When the call came in Saturday evening, Cowlitz County deputies were dubious.
Several miles west of the Cowlitz River and sleepy downtown Castle Rock, a driver said they spotted a massive sea lion walking down the middle of a rural road.
Dispatchers were disbelieving. “I’m sorry. A feline? No? A sea lion?”
“It just doesn’t sound right,” Troy Brightbill, the chief criminal deputy at the Sheriff’s Office said of the marine mammal sighting, which first occurred around 8 p.m.
Eventually, law enforcement officers and wildlife officials confirmed it with their own eyes. An estimated 600- to 700-pound female Steller sea lion had indeed made its way into the hills from the river up various creeks and onto Garlock Road in a wooded area of the Southwest Washington county.
Scott Schroeder, a wildlife officer with Washington’s Department of Fish and Wildlife, responded to a landscape he described as a “pretty, rolling forested area.”
Steller sea lions are found along the northern Pacific Ocean but often travel up river systems. They go where the food is. Schroeder said he’s seen sea lions in a variety of places, even 30 or more miles upriver on the Cowlitz, but never in this setting.
“There’s no other way to say it,” Schroeder said of sea lions and seals when you spot them in the river. “They’re fairly cute animals.”
But in the middle of the night, on a dark forest road, the cuteness fades as the teeth bare. The barks are no longer cute. San Francisco’s Pier 39 this isn’t.
“She was very aggressive,” Schroeder said of the sea lion. “If you got within 20 feet of her, she would go after you.”
Brightbill, with the Sheriff’s Office, said deputies on scene saw the speed and aggression firsthand. “As we’ve learned, they’re fairly mobile on land,” he said.
Schroeder said the sea lion would turn on its flippers and lunge “like an alligator” at anyone who got too close.
“She was certainly full of spit and vinegar,” he said.
Despite that, people on scene couldn’t help but taking videos and photos. Sgt. Corey Huffine snapped a bleary-eyed sea lion selfie. A majestic photo posted by the Sheriff’s Office shows the sea lion appearing to take in the grandeur of the forest setting.
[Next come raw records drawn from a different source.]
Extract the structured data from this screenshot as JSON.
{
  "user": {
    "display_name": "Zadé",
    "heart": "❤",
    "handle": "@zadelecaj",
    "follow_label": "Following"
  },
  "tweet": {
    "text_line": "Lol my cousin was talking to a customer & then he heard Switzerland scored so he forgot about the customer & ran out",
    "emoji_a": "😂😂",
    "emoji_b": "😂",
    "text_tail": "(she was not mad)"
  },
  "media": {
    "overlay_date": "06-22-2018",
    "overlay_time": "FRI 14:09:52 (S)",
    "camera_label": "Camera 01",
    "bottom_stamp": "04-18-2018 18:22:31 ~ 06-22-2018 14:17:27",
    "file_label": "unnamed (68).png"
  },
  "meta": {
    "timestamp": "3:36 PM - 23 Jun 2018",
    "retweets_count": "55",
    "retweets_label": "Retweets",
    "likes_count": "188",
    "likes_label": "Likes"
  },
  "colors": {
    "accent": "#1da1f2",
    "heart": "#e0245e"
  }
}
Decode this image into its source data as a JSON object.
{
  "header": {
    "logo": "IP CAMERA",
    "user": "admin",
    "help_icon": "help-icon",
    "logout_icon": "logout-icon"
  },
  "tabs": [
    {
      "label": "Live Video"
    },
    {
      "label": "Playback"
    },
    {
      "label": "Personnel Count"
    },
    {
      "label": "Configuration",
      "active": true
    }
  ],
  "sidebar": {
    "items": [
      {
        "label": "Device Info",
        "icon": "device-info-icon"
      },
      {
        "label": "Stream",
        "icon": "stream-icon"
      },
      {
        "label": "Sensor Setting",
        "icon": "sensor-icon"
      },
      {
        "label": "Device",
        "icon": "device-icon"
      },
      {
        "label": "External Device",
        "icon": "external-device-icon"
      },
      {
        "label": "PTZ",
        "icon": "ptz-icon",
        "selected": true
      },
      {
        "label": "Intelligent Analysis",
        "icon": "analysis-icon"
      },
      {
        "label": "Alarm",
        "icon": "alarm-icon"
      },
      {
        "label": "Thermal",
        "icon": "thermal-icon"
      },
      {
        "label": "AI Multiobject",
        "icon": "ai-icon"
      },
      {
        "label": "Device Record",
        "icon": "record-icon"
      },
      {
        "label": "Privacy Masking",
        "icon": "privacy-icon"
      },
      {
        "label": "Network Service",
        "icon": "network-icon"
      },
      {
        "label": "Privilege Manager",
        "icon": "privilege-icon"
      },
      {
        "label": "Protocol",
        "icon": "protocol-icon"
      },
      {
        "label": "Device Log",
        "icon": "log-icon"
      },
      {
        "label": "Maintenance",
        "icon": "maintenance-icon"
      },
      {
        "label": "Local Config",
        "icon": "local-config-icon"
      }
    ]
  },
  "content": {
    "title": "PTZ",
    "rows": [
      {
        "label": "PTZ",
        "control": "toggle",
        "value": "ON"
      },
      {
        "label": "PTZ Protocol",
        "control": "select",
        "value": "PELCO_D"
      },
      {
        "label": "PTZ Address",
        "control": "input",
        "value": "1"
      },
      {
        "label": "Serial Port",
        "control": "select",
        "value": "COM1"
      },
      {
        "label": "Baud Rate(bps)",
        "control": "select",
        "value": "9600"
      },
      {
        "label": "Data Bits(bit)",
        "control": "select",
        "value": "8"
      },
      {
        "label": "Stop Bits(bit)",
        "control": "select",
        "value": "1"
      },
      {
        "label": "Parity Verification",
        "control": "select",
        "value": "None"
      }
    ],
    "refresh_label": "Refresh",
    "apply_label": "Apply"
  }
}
Schroeder, the wildlife official, said the animal appeared to be healthy and had her wits about her.
Through Saturday night and into Sunday morning, deputies and other state officials would check in with the animal periodically. Schroeder said he was hoping she would return to the creek and work her way back to the Cowlitz River on her own.
That didn’t happen.
Brightbill said for quite a while the sea lion had a single deputy serving as its personal minder — focused on preventing a collision with a car. “The problem was it just kept moving,” he said.
Because of the location, time and limited staffing on the weekend, wildlife officers thought it best to leave her there overnight. But at around 1 a.m., more calls came in: She was more than 2 miles from a viable water source and was in the middle of the road.
At various points Sunday, there were as a many as 15 people on scene, especially at the end, where crews from the county Public Works Office, Humane Society, state Wildlife Department and Sheriff’s Office joined forces to corral the mammal.
“I think everybody had a face full of sea lion breath more than once,” Schroeder said.
Sea lions, both Steller and their cousins California, are increasingly abundant in the lower Columbia River and its tributaries. Schroeder said the marine mammals are feasting on a smelt run in the river system now.
Schroeder estimated there were hundreds of sea lions in the Cowlitz River alone at the moment.
Their presence in the Columbia, Willamette and other major rivers in recent years spawned federal legislation as Oregon and Washington succeeded in pushing for more lenience to kill more of the mammals to protect endangered fish.
Eventually on Sunday, the situation had improved significantly, safetywise. Instead of being in the middle of the road, the sea lion was in someone’s driveway. The coordinated crews on scene had responded with a trailer and cage and were able to successful guide the animal into the cage by holding large sheets of plywood and directing her that way.
“I’m actually surprised that it worked that well,” Schroeder said.
With that, the crews drove the animal back to the Willow Grove boat ramp in Longview, some 14 miles west. At 4:18 p.m., crews dumped the sea lion into the Columbia River.
She was off into a different river, after first given a clean bill of health. Schroeder theorized that the marine mammal may have looked for clearer waters in the tributaries of the Cowlitz, given that the main river is clouded with debris and sediment right now.
Schroeder said, in reality, he is surprised by one thing. Given how many of the massive mammals are out in the rivers he said, he’s surprised something like this doesn’t happen more often.